● **Entries from a dataset of interfaces**:

((

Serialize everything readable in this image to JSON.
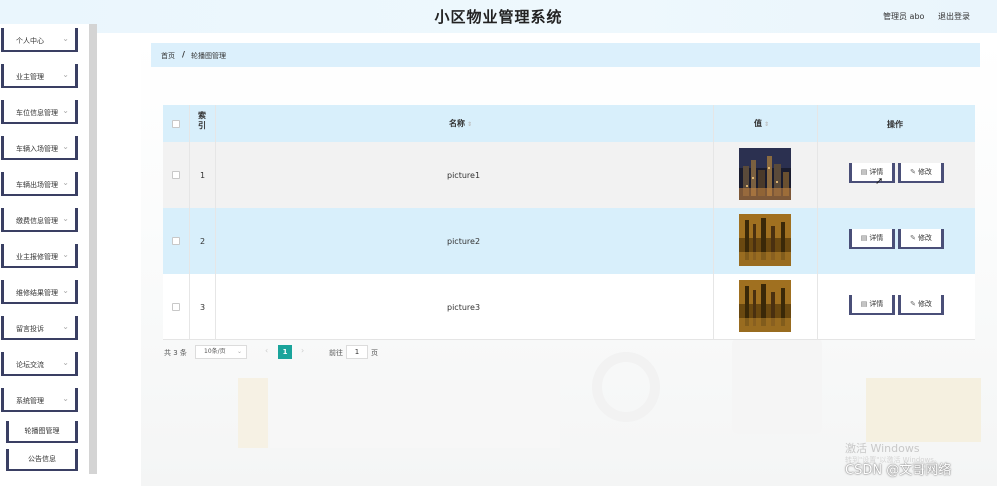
{
  "header": {
    "title": "小区物业管理系统",
    "user": "管理员 abo",
    "logout": "退出登录"
  },
  "sidebar": {
    "items": [
      {
        "label": "个人中心",
        "icon": "chevron-down-icon"
      },
      {
        "label": "业主管理",
        "icon": "chevron-down-icon"
      },
      {
        "label": "车位信息管理",
        "icon": "chevron-down-icon"
      },
      {
        "label": "车辆入场管理",
        "icon": "chevron-down-icon"
      },
      {
        "label": "车辆出场管理",
        "icon": "chevron-down-icon"
      },
      {
        "label": "缴费信息管理",
        "icon": "chevron-down-icon"
      },
      {
        "label": "业主报修管理",
        "icon": "chevron-down-icon"
      },
      {
        "label": "维修结果管理",
        "icon": "chevron-down-icon"
      },
      {
        "label": "留言投诉",
        "icon": "chevron-down-icon"
      },
      {
        "label": "论坛交流",
        "icon": "chevron-down-icon"
      },
      {
        "label": "系统管理",
        "icon": "chevron-down-icon"
      }
    ],
    "sub_items": [
      {
        "label": "轮播图管理"
      },
      {
        "label": "公告信息"
      }
    ]
  },
  "breadcrumb": {
    "home": "首页",
    "separator": "/",
    "current": "轮播图管理"
  },
  "table": {
    "headers": {
      "index": "索\n引",
      "name": "名称",
      "value": "值",
      "action": "操作"
    },
    "sort_icon": "sort-icon",
    "rows": [
      {
        "index": "1",
        "name": "picture1",
        "image": "night-city-thumbnail",
        "detail": "详情",
        "edit": "修改"
      },
      {
        "index": "2",
        "name": "picture2",
        "image": "golden-city-thumbnail",
        "detail": "详情",
        "edit": "修改"
      },
      {
        "index": "3",
        "name": "picture3",
        "image": "golden-city-thumbnail",
        "detail": "详情",
        "edit": "修改"
      }
    ]
  },
  "pagination": {
    "total": "共 3 条",
    "page_size": "10条/页",
    "current_page": "1",
    "goto_label": "前往",
    "goto_value": "1",
    "page_label": "页"
  },
  "watermarks": {
    "activate": "激活 Windows",
    "activate_sub": "转到\"设置\"以激活 Windows。",
    "csdn": "CSDN @文哥网络"
  },
  "colors": {
    "header_bg": "#eaf6fd",
    "sidebar_border": "#3a3f63",
    "table_head_bg": "#d8effb",
    "row_alt_bg": "#f2f2f2",
    "pager_active": "#1aa49b"
  }
}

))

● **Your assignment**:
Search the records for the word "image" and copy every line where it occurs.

● **Solution for this task**:
Serialize everything readable in this image to JSON.
        "image": "night-city-thumbnail",
        "image": "golden-city-thumbnail",
        "image": "golden-city-thumbnail",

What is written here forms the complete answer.